How to Not “Hashtag” Your Way into A Lawsuit – #IHATEGETTINGSUED

While using a hashtag on social media has become commonplace and even a “cool” new way to market your brand – when you are a company you need to be aware of the type of hashtags that can get you sued.

What is a Hashtag (#)?

First, for those that do not use social media and do not know what a hashtag is, a hashtag is a word or an unspaced phrase prefixed with the hash symbol (“#”).1 For example, #ILOVENY is a hashtag.

Why use hashtags?

On social media, such as Twitter and Facebook, a hashtag turns any word or group of words that directly follow it into a searchable link. This allows you to organize content and track discussion topics based on those keywords. For example, if you wanted to post about the Game of Thrones finale, you would include #GameofThrones in your tweet to join the conversation. You would then be able to click on a hashtag to see all the posts that mention the subject in real time.

How are hashtags used by companies?

The use of hashtags has become a marketing tool for companies. While some campaigns were a flop, others have been successful.2 For example, electronics retailer RadioShack welcomed Verizon Wireless in September 2011 with a hashtag campaign that made tweeting #kindofabigdeal into a real-time interactive game. In short, Verizon phones were arranged on a table and whenever anyone tweeted that hashtag, the phones would vibrate. Eventually, and due to the vibrations, a tweet would send a phone off the table, in which case the final tweeter would get the phone. The campaign netted more than 80,000 mentions of @RadioShack.3 Great marketing.

What do I need to know about using hashtags?

While hashtag campaigns can be great, companies need to be careful. Here’s what you need to know:

  1. You Can Be Sued for Trademark Infringement, False Advertising and False Association.

Use of a hashtag before a trademarked word or phrase does not make you immune from trademark infringement, false advertising or false association under federal and/or state laws.

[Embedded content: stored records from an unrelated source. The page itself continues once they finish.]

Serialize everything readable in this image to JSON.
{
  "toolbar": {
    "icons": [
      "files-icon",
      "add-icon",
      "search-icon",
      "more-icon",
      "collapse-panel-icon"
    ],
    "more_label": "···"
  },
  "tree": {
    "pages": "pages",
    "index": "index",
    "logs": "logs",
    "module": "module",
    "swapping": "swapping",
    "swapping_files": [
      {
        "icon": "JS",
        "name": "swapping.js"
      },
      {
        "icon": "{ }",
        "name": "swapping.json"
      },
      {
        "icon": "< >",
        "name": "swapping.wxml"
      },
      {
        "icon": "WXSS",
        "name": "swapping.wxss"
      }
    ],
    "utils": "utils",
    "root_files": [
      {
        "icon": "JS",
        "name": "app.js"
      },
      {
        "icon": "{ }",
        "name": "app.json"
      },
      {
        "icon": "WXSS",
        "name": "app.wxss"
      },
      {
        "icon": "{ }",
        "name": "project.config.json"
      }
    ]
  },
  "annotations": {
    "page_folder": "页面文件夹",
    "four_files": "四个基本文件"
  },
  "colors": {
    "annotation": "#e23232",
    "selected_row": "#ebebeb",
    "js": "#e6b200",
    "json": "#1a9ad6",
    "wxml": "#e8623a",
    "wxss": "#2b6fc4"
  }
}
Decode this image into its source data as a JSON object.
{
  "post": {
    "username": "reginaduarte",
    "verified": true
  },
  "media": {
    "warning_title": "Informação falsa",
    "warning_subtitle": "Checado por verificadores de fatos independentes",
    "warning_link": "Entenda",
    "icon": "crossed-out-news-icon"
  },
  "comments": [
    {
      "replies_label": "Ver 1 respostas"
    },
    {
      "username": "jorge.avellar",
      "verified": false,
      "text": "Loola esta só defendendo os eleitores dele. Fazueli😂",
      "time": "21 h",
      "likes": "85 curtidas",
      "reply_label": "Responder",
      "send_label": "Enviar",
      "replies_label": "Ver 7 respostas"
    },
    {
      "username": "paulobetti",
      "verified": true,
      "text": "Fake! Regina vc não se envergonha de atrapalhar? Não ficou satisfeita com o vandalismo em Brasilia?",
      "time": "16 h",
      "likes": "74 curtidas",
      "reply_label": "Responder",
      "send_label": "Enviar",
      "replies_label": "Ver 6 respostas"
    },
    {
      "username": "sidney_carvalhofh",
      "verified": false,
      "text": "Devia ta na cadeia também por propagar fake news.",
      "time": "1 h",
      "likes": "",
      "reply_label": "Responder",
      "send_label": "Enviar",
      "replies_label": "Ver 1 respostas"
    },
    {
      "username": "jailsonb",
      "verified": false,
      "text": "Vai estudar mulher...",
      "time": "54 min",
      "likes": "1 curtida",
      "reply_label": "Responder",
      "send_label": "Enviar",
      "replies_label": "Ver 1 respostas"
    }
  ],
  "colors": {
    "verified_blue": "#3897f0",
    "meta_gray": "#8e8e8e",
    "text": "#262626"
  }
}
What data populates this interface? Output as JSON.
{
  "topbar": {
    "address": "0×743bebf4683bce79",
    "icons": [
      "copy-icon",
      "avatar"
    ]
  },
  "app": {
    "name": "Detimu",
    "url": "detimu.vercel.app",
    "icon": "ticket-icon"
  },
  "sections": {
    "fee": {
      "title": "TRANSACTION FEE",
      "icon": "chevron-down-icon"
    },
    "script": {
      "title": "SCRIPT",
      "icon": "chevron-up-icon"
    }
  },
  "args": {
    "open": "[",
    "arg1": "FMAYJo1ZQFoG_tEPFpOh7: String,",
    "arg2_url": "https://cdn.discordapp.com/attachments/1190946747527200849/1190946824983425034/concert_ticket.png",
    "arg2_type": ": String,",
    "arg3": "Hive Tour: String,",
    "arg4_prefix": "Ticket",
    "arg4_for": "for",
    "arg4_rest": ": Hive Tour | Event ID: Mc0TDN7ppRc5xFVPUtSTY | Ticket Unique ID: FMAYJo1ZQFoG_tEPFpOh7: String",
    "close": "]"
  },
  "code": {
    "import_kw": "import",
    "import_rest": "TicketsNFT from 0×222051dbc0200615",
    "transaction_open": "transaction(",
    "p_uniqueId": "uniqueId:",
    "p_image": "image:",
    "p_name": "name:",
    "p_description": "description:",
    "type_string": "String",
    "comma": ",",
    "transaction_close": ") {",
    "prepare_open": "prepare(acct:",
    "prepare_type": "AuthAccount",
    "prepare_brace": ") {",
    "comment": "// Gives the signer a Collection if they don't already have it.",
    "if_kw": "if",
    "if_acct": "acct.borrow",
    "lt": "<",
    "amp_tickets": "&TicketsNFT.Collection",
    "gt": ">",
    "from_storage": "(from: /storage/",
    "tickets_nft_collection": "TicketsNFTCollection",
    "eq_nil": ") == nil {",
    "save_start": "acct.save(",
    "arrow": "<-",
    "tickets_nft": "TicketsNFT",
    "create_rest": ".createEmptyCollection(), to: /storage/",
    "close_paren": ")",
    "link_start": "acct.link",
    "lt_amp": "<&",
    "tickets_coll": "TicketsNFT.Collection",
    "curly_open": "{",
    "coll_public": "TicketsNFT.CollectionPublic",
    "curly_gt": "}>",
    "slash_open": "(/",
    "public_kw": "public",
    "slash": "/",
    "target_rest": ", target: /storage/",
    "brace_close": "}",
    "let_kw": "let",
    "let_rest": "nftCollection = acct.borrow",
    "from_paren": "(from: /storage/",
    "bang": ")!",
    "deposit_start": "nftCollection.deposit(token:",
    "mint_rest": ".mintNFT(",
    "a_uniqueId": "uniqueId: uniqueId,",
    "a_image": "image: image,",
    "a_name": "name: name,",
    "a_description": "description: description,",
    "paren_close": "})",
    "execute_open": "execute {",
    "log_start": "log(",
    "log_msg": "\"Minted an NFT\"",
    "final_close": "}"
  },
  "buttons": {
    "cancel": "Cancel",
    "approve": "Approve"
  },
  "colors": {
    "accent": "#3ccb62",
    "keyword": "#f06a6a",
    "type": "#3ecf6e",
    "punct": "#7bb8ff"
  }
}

The ultimate questions you should be asking yourself are (i) “does my company’s use of the trademark lead people to believe that the trademark owner has given my company permission to use their trademark?” and (ii) “will people think my company is affiliated with the trademark owner?” Some examples of infringing uses are:

#NIKE (trademark infringement)

#MYCOMPETITORSPRODUCTHASPOISONINIT (false advertising, unfair competition)

While there is only one reported case on this topic, it is still instructive. In AvePoint, Inc. v. Power Tools, Inc., the plaintiffs alleged that the defendants had “engaged in a campaign of making false, defamatory, and deceptive claims and statements” regarding competitor AvePoint’s software products and services both via online social networking services and in direct communications with customers and prospective customers.4 These statements allegedly include asserting on Twitter and other social media sites that AvePoint is a Chinese company instead of an American company, that Axceler’s software is “Microsoft recommended” over that of AvePoint and that AvePoint’s software is maintained in India.5 In its opinion denying a motion to dismiss by defendants, the court held that (i) a hashtag can be considered commercial speech, and (ii) you do not need to directly refer to a competitor in order to falsely advertise.6

  1. There Are Strategies to Mitigate Your Risk

As a way to minimize your risk for liability, the first rule is to avoid using registered trademarks in hashtags. If you do need to use them, however, there are some considerations that you will need to make. For instance, you will need to consider whether the mark you are using is sponsored by any of your competitors – if so, this raises your risk of liability. You will also need to consider whether the trademark owner is particularly litigious and actively enforces its intellectual property.

The second rule is to avoid suggesting any sort of endorsement of affiliation with brands (unless, of course, you are actually affiliated or sponsored by them).

© 2014 Buche & Associates, P.C. All rights reserved.

1, accessed 3/26/2014

2, accessed 3/26/2014

3 Id.

4 AvePoint, Inc. v. Power Tools, Inc., 7:13CV00035, 2013 WL 5963034, *1 (W.D. Va. Nov. 7, 2013).

5 Id.

6 AvePoint, 2013 WL 5963034, *18 (“Based on these allegations, the court concludes that the plaintiffs have adequately asserted that the Twitter messages constitute commercial advertising.”. . . “Taking AvePoint’s allegations as true, the statements about the “Red Dragon” and “SinkingREDShip” can be fairly understood to refer to AvePoint and its products and services, and Axceler’s representatives made the statements with the intent to target AvePoint’s customers, by creating the impression that AvePoint is a Chinese company and its products and services are not made, developed, or supported in the United States.”).